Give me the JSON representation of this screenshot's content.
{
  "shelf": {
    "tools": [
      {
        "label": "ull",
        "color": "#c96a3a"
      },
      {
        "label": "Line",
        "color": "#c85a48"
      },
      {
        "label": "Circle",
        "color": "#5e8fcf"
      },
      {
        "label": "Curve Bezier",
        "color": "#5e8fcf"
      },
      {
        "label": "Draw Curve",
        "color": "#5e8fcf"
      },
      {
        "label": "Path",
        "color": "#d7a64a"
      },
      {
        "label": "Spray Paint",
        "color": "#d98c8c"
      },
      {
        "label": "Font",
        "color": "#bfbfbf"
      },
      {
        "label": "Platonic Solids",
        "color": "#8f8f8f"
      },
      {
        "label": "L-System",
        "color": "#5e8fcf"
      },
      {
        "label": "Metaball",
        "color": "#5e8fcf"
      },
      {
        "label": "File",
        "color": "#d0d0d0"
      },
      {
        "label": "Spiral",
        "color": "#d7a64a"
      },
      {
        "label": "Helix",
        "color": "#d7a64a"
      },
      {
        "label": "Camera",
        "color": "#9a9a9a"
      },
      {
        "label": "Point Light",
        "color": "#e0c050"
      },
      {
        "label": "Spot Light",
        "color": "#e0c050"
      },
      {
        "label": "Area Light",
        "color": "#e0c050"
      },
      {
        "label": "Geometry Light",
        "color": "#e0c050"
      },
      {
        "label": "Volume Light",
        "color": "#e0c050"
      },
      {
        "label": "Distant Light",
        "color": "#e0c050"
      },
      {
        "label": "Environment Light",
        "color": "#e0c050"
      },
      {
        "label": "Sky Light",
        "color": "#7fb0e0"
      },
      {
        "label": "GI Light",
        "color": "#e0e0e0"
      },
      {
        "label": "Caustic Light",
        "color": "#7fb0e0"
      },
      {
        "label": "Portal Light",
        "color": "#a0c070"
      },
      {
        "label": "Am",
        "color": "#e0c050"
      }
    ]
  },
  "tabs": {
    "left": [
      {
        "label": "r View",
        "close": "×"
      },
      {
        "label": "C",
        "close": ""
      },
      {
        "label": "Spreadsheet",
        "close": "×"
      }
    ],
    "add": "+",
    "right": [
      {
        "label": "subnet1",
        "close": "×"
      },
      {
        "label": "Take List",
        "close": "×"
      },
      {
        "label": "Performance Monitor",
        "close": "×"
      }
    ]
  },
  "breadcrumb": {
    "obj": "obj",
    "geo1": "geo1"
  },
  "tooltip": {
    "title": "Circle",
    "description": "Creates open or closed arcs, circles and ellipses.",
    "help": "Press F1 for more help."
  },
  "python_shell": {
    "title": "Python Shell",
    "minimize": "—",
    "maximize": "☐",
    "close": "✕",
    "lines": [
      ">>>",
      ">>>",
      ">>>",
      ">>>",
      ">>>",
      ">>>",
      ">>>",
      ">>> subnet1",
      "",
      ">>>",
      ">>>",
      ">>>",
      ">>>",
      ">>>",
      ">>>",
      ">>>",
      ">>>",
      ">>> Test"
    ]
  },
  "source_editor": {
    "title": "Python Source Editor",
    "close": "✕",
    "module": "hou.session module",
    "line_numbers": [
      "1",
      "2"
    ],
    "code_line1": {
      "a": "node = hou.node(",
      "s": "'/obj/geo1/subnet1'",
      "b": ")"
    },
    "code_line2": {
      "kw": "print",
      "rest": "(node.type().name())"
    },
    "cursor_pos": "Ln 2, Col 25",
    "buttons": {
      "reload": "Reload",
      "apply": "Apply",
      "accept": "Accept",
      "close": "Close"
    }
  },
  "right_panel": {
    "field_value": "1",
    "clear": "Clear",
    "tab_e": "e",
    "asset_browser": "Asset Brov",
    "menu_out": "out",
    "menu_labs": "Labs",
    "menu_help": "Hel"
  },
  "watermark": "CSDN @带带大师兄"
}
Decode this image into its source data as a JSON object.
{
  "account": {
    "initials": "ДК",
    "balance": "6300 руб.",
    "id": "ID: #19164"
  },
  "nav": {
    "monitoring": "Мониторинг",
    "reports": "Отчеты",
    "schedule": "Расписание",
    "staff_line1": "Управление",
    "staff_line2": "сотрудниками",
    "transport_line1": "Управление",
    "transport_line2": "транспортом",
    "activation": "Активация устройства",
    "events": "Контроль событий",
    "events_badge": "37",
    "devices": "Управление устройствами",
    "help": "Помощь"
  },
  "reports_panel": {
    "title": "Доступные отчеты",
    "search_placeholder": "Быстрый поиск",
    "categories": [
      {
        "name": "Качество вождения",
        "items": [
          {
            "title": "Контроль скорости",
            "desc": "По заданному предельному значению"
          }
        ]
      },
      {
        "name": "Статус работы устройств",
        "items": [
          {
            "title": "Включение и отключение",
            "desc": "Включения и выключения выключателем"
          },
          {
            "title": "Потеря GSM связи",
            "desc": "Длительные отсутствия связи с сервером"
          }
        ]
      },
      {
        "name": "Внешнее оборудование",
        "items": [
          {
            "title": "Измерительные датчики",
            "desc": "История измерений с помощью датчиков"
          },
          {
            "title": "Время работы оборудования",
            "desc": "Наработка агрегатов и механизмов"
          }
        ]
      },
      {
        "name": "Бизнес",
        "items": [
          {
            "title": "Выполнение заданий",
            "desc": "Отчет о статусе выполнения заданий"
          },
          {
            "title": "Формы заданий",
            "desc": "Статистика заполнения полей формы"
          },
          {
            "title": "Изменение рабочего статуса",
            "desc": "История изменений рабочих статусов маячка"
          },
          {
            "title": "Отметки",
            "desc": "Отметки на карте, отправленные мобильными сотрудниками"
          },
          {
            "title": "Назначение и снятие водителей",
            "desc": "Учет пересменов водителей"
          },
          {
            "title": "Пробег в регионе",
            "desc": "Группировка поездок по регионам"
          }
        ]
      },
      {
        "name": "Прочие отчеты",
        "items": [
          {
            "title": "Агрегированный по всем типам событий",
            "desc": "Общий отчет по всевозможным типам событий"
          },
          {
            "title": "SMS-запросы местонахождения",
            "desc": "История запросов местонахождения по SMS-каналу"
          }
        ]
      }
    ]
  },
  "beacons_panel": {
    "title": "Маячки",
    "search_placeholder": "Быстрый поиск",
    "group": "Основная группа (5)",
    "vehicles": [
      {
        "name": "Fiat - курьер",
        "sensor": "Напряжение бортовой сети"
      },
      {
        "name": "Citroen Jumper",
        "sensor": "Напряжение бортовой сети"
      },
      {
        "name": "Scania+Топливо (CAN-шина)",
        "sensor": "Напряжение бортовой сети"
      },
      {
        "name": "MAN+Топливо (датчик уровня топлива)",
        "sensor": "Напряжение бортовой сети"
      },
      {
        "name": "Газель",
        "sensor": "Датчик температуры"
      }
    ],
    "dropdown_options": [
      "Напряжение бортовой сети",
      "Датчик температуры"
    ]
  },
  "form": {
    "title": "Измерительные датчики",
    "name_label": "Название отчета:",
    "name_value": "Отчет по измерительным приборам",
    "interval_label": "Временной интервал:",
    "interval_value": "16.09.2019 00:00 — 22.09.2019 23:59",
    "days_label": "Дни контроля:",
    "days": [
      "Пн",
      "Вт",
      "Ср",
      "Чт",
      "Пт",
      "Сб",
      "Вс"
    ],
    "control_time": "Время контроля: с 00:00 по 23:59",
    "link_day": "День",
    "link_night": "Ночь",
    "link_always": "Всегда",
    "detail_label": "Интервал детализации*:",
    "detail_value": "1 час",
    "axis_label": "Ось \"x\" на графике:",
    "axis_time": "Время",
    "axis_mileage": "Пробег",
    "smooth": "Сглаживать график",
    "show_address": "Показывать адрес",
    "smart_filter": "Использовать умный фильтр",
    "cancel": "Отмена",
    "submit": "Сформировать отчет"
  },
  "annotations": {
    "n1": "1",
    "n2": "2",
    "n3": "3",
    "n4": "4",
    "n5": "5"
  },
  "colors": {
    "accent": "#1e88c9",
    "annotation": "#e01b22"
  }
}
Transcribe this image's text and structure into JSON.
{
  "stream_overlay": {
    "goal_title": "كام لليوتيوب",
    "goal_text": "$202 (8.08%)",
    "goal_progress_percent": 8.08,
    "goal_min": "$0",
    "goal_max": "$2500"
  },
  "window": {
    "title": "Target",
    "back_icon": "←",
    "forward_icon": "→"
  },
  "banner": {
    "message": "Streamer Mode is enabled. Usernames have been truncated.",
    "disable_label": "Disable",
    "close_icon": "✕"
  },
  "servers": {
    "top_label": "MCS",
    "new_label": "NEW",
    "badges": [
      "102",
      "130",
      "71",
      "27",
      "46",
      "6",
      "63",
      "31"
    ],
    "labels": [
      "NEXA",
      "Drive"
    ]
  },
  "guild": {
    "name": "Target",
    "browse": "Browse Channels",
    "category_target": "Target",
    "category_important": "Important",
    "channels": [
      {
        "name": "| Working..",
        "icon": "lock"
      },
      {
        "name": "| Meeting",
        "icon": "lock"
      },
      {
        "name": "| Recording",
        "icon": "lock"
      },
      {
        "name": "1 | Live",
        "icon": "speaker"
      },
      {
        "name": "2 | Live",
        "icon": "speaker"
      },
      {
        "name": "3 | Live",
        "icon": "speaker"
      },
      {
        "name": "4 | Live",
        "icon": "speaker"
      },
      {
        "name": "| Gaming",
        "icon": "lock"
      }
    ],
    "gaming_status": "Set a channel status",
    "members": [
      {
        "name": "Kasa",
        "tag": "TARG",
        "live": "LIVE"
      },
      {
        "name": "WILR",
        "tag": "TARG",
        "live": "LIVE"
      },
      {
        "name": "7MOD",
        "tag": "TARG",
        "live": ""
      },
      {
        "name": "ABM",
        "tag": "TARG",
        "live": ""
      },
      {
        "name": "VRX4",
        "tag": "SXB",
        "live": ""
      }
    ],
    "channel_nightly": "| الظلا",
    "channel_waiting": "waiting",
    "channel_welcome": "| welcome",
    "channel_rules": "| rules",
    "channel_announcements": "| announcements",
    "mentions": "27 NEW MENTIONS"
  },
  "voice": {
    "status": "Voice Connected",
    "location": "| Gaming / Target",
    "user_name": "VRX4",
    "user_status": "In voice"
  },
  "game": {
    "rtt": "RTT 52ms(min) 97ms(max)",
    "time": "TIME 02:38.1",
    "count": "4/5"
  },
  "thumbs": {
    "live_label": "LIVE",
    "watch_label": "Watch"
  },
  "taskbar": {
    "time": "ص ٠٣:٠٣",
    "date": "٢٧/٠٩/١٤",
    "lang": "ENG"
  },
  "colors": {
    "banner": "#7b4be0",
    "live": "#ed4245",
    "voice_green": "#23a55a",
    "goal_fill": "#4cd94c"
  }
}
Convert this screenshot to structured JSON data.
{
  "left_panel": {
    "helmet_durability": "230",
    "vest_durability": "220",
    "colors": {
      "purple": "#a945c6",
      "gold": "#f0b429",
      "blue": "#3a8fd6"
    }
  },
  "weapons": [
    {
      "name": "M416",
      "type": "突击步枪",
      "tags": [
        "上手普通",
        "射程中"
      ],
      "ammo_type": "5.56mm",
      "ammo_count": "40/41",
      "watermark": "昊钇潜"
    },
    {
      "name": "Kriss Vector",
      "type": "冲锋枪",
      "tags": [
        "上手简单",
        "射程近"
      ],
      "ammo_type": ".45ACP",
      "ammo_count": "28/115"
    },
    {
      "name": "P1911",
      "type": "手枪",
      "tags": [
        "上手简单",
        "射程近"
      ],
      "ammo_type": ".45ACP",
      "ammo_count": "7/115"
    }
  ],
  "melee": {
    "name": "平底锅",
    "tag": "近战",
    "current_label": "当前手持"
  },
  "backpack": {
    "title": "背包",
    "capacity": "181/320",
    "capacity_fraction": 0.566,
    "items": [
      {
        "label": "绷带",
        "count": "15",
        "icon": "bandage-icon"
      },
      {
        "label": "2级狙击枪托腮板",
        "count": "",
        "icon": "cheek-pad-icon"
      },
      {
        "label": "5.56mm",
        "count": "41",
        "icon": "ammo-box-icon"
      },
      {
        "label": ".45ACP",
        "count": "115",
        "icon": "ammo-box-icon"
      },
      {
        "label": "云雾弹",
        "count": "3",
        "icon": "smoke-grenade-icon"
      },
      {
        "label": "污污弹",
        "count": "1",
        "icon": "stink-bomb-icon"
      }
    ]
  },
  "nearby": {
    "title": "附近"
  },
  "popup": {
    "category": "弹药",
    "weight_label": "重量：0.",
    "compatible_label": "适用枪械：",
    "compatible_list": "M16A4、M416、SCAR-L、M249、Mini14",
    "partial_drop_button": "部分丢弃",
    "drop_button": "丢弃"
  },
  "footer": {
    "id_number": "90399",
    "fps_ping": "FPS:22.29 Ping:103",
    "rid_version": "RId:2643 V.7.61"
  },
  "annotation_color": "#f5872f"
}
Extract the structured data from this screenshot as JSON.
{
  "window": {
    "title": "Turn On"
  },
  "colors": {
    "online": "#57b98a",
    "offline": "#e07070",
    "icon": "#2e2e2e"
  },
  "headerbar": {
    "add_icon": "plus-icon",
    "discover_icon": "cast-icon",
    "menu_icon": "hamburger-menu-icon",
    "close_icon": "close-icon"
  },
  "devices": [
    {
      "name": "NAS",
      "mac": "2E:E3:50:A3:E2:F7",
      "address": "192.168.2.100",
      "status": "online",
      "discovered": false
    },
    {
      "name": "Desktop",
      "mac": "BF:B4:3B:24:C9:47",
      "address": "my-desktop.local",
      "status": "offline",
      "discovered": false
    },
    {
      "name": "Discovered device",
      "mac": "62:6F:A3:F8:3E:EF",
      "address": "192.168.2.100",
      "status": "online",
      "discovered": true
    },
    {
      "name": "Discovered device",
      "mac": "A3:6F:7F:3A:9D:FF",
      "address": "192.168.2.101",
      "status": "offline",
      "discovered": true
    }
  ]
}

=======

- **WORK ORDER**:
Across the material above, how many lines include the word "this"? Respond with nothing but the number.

- **REPLY TO THE TASK**:
5